I started reading an article on Kotaku about the launch and it didn’t quite feel like it was by Brian Ashcraft as my RSS reader said it was. It sounded more like…well, I watched a video on the story (good read) and pretty much knew by then that it was Tim Rogers. It’s worth reading and it provides a look at what a modern Dragon Quest launch is like in Japan now that players can just pre-order their games at local convenience stores.
UFC president Dana White says “EA doesn’t give a fuck about mixed martial arts.” That makes two of us…
The real point of the story is that White tried to pitch the ridiculously well-selling UFC Undisputed 2009 to EA a few years ago, before MMA was big, and he was turned down. Now he says that if any fighter signs to be in EA’s upcoming MMA title (creatively entitled MMA), they can kiss the UFC goodbye.
This now makes for two (three, counting this one) more paragraphs about UFC than I ever want to see on this blog again, so I will close with Penny Arcade’s accurate rendition of every UFC match ever.
VIDEO GAME BREAK!
SOUR / 日々の音色 (Hibi no Neiro) MV from Magico Nakamura on Vimeo.
Now back to our regularly scheduled programming…
Get ready to say “That’s ridiculous.”
Modern Warfare 2, the sequel to Call of Duty 4, has a special edition coming out that includes functioning night vision goggles.
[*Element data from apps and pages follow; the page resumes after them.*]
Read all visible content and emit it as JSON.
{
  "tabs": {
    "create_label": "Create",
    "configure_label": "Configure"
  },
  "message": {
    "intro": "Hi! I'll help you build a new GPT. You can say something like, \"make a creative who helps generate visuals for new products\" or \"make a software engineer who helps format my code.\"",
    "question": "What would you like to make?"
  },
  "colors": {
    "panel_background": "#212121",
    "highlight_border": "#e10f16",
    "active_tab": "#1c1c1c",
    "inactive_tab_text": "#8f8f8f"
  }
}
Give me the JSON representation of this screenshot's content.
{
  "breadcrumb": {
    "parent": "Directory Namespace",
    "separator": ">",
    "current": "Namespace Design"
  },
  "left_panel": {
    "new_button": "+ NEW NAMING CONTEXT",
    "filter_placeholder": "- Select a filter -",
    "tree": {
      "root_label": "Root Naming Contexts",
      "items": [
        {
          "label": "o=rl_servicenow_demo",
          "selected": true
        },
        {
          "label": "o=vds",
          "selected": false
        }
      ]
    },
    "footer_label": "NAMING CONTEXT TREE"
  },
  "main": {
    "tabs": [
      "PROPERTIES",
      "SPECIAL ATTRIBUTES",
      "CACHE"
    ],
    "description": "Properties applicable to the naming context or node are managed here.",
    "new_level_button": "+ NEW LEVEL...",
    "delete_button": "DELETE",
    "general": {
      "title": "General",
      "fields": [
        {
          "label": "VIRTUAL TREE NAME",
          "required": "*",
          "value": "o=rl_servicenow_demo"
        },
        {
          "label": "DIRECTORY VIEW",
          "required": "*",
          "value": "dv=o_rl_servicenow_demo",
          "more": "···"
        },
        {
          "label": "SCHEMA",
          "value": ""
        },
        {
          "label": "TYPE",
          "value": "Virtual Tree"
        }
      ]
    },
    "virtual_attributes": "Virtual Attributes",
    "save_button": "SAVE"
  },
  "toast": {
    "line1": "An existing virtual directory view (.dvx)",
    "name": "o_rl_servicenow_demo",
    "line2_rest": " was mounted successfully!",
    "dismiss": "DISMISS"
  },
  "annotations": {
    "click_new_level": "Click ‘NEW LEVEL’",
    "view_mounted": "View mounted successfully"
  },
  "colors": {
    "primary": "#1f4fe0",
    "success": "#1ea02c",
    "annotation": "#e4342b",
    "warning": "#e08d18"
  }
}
The less said about how ridiculous that is, the better.
Club Nintendo Rewards
If you were a Platinum member of Club Nintendo last year, you can earn yourself a Punch-Out Wii download that will allow you to box Doc Louis, your personal trainer. It’s kind of crazy, but also way cool.
1 Beellion Dollars
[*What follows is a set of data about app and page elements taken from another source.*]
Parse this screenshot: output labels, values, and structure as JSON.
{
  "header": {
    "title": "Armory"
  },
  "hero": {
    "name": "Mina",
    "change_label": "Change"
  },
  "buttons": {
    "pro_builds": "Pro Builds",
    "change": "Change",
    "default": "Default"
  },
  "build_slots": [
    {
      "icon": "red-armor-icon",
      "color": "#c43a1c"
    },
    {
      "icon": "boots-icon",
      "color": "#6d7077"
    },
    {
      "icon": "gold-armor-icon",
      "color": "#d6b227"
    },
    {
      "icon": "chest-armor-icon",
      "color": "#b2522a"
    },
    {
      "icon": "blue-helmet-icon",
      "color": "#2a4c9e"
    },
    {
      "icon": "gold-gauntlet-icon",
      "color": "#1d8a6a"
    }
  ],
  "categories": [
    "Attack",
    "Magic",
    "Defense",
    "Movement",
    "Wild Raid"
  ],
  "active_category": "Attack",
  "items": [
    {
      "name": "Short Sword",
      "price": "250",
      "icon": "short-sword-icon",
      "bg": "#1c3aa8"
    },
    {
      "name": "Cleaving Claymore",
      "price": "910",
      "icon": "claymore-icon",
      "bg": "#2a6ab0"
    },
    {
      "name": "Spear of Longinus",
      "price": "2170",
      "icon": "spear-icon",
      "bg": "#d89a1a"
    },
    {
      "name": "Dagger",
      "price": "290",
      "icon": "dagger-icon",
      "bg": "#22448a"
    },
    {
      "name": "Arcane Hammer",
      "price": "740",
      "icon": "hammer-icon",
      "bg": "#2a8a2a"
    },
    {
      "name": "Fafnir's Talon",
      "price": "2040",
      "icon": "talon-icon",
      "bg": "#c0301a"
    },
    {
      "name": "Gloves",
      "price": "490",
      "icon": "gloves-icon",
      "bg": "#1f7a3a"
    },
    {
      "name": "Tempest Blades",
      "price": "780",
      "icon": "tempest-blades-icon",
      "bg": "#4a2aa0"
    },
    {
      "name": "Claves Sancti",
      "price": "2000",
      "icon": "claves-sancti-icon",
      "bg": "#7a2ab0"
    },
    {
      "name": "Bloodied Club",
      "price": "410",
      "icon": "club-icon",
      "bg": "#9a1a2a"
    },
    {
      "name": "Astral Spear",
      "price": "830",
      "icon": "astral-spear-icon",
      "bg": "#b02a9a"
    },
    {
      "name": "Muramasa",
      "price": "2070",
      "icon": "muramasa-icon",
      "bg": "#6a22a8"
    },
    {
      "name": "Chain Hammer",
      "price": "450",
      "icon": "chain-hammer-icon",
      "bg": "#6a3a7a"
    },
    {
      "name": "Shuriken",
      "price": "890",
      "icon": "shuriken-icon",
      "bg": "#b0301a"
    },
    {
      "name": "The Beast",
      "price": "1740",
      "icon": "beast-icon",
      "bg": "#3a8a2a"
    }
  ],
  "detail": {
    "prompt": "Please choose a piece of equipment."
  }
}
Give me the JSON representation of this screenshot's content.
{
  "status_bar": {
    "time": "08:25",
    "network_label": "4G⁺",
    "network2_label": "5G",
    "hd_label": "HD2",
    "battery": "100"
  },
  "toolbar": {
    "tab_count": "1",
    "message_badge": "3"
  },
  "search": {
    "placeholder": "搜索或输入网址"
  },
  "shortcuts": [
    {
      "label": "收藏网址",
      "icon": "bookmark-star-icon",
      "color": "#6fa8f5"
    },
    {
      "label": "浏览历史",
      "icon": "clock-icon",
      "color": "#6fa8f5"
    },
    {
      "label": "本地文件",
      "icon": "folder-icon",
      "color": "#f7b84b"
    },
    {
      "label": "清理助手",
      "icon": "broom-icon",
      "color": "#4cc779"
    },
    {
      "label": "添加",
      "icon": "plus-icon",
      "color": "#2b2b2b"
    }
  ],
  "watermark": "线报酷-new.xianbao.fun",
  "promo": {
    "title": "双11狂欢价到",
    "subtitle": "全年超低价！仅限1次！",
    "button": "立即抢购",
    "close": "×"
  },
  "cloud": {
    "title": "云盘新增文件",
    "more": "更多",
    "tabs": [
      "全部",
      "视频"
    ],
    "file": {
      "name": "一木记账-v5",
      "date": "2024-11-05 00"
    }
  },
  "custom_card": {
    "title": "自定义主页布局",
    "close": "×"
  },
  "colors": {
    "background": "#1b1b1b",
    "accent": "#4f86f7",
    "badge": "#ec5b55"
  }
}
You know how EA has that pesky monopoly on football games due to an exclusive deal with the NFL?
Well, according to an economist, that deal has cost gamers about $926 million due to lack of competition allowing EA to raise their prices.
EA thinks this is ridiculous and I kind of agree. Guess what, Mr. Economist? If 2K still had access to NFL licenses, they probably would have sold their game for $60 too.
Looks Neat and Shadowy
That dude, Michel Gagne, who’s famous for leaving Disney and making his own cartoons has got a game in the works and it looks beautiful. Watch:
The game is called Insanely Twisted Shadow Planet and it looks quite good and retro-tough. All of the footage is in-game, apparently, so it also looks pretty kicking.